WHAT TO DO: Needed from the entries below: every line that holds the word "place".

:: DATA FOR THIS TASK

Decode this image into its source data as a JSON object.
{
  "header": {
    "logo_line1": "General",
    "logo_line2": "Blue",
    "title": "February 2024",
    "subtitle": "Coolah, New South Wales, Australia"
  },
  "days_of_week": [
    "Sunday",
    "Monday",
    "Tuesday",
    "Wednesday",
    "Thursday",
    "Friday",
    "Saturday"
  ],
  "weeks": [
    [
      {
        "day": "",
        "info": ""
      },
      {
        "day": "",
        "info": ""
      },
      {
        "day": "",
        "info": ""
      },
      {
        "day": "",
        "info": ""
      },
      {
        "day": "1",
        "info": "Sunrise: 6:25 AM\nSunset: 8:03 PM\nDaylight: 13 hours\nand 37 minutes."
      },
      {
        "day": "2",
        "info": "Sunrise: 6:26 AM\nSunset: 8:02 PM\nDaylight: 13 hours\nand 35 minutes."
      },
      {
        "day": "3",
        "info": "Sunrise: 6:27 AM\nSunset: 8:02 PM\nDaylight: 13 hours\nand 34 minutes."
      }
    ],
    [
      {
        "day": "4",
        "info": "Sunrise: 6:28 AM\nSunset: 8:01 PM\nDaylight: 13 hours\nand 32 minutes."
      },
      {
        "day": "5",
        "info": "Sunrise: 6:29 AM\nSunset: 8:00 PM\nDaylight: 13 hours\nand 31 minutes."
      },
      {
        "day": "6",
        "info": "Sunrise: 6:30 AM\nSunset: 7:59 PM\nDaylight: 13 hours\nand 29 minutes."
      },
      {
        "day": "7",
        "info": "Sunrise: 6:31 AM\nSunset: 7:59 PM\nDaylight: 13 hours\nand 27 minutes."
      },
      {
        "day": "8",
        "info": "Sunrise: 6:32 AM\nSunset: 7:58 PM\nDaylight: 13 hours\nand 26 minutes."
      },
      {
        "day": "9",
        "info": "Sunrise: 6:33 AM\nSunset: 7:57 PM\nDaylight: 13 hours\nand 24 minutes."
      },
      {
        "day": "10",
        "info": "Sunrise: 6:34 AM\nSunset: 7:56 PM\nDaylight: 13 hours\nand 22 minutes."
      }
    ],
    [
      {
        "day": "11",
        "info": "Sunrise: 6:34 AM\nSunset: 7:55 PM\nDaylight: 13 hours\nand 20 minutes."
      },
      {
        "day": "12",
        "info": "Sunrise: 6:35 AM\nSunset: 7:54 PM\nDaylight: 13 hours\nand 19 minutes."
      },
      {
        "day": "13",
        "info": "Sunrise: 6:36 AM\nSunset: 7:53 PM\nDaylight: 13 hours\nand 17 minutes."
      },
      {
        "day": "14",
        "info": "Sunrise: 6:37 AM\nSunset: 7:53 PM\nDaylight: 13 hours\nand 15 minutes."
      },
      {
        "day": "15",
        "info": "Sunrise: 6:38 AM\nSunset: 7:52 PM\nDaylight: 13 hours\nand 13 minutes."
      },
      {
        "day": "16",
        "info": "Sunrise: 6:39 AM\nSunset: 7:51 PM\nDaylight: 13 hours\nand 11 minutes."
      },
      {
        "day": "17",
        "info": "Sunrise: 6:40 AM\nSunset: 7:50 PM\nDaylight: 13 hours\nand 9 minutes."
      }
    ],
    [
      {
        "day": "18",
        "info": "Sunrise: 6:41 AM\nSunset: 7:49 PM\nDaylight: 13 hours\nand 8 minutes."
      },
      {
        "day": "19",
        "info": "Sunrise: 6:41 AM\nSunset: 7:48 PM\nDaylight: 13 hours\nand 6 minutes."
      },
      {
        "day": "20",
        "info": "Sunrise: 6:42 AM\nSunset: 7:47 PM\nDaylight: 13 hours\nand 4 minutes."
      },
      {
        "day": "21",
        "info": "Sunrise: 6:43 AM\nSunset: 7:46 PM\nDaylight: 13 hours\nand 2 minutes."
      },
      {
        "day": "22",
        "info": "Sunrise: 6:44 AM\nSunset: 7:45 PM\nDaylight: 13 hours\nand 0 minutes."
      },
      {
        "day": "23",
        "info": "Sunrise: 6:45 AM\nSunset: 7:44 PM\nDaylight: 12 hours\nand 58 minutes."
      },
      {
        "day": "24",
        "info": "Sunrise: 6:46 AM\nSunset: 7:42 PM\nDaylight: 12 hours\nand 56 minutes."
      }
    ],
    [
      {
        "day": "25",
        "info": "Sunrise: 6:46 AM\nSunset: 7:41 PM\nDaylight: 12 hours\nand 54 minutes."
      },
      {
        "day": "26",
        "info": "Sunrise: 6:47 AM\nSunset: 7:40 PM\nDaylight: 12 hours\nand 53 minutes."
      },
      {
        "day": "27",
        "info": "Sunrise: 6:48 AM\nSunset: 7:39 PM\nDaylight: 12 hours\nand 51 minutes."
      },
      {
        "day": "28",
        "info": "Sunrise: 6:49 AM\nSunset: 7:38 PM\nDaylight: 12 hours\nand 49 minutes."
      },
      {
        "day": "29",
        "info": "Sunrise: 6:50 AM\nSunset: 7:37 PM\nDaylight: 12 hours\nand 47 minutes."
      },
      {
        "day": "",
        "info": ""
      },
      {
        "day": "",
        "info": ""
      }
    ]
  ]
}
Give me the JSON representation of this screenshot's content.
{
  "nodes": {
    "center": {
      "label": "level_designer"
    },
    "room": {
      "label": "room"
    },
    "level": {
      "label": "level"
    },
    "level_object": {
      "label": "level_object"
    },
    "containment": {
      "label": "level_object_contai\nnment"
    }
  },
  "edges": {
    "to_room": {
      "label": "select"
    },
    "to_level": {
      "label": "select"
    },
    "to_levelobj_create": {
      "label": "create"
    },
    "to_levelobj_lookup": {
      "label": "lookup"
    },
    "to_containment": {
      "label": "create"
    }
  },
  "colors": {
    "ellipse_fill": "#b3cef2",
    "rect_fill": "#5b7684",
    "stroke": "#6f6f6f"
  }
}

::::
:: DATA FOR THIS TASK

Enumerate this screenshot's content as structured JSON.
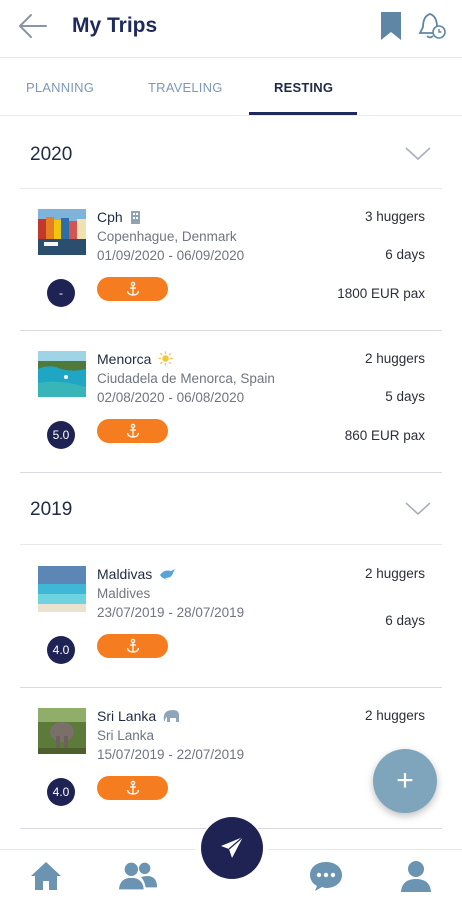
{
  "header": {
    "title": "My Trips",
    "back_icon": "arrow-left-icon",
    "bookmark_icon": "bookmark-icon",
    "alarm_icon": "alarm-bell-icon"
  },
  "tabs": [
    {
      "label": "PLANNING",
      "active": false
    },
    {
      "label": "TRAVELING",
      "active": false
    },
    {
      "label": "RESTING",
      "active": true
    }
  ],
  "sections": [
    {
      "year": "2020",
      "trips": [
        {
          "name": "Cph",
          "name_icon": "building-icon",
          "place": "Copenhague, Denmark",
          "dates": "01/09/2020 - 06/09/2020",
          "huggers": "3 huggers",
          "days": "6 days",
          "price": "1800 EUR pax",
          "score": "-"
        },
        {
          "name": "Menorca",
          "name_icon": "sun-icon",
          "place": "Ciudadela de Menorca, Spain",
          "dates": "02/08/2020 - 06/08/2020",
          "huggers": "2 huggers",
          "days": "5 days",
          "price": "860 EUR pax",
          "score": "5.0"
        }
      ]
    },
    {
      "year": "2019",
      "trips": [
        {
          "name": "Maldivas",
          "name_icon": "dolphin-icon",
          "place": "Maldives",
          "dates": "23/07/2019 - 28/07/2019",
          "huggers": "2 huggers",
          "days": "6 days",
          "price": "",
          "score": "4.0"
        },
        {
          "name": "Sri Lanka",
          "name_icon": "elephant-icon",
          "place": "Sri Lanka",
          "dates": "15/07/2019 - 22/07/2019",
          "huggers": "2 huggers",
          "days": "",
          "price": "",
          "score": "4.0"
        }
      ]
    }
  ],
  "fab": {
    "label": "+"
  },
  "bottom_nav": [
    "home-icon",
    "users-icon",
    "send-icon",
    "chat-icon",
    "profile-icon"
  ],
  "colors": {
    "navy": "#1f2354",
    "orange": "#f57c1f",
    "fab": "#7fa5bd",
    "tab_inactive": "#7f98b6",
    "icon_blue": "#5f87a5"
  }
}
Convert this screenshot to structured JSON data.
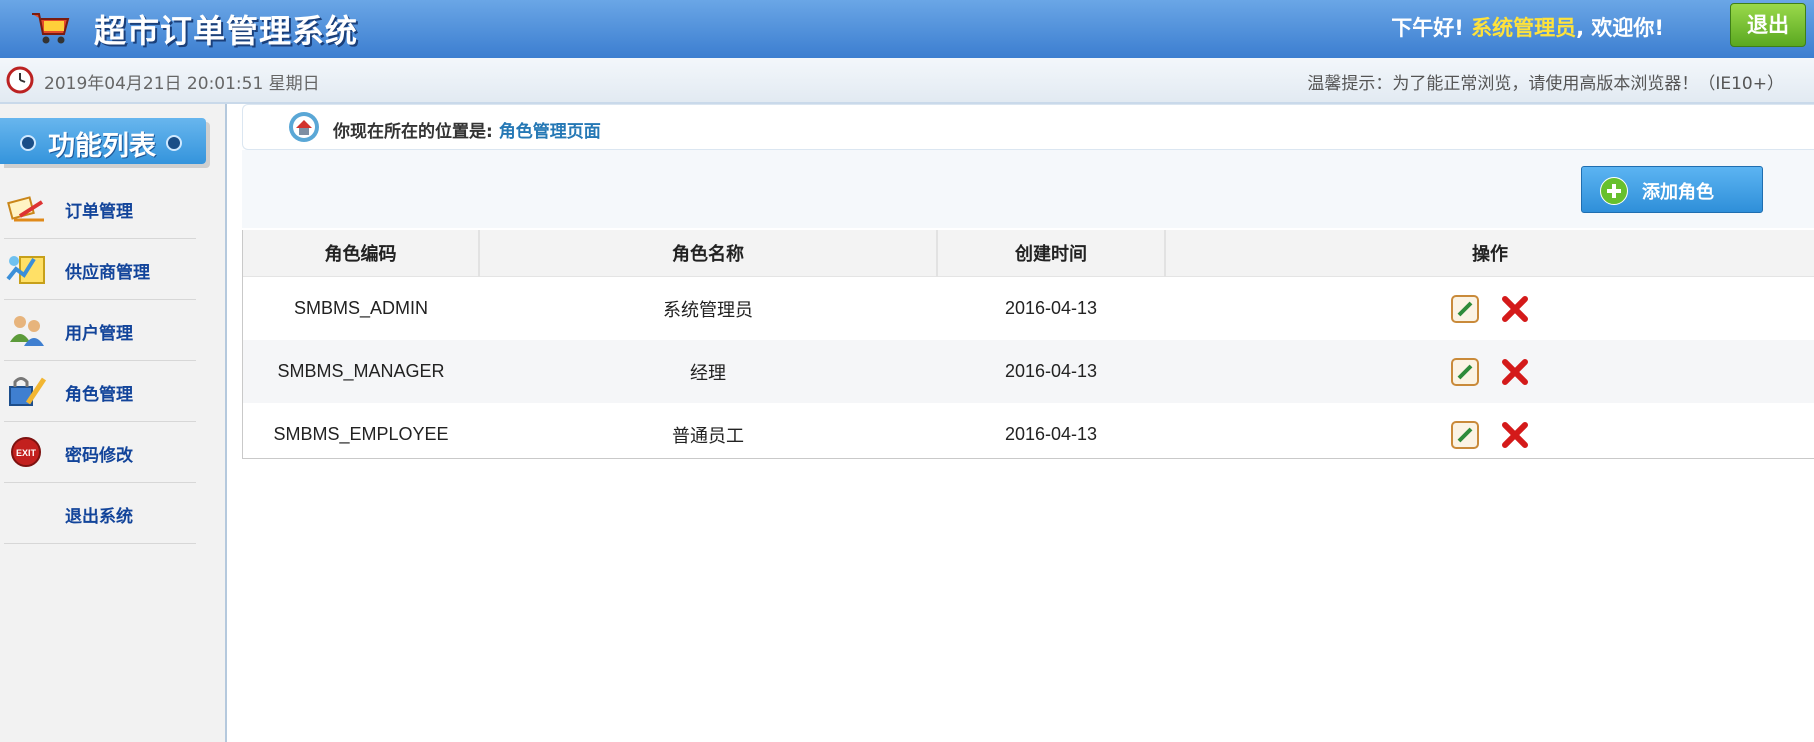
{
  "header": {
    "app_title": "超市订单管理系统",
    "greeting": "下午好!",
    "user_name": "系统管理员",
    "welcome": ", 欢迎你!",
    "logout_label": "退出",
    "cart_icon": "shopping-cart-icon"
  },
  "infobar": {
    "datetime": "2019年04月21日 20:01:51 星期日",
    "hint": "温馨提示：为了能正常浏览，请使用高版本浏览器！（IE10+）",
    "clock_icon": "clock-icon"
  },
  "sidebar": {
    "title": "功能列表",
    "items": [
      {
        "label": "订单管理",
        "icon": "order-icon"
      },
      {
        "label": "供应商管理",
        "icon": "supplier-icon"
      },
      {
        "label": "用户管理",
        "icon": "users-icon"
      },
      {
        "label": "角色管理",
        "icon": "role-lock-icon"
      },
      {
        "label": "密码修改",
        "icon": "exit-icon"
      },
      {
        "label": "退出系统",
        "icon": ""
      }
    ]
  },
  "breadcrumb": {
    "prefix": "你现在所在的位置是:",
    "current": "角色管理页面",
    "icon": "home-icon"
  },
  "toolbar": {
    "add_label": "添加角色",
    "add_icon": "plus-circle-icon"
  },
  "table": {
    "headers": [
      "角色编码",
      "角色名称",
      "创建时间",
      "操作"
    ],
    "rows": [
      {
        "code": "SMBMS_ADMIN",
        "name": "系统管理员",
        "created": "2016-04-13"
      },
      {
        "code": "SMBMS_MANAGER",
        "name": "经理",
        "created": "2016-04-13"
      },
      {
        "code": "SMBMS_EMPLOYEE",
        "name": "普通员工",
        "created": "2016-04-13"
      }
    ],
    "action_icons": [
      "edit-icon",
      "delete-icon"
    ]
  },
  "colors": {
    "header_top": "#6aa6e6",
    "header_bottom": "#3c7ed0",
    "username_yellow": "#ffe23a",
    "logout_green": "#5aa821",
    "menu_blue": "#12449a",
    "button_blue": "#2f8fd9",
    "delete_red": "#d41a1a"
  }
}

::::

TASK OUTPUT:
          "place": "Copenhague, Denmark",
          "place": "Ciudadela de Menorca, Spain",
          "place": "Maldives",
          "place": "Sri Lanka",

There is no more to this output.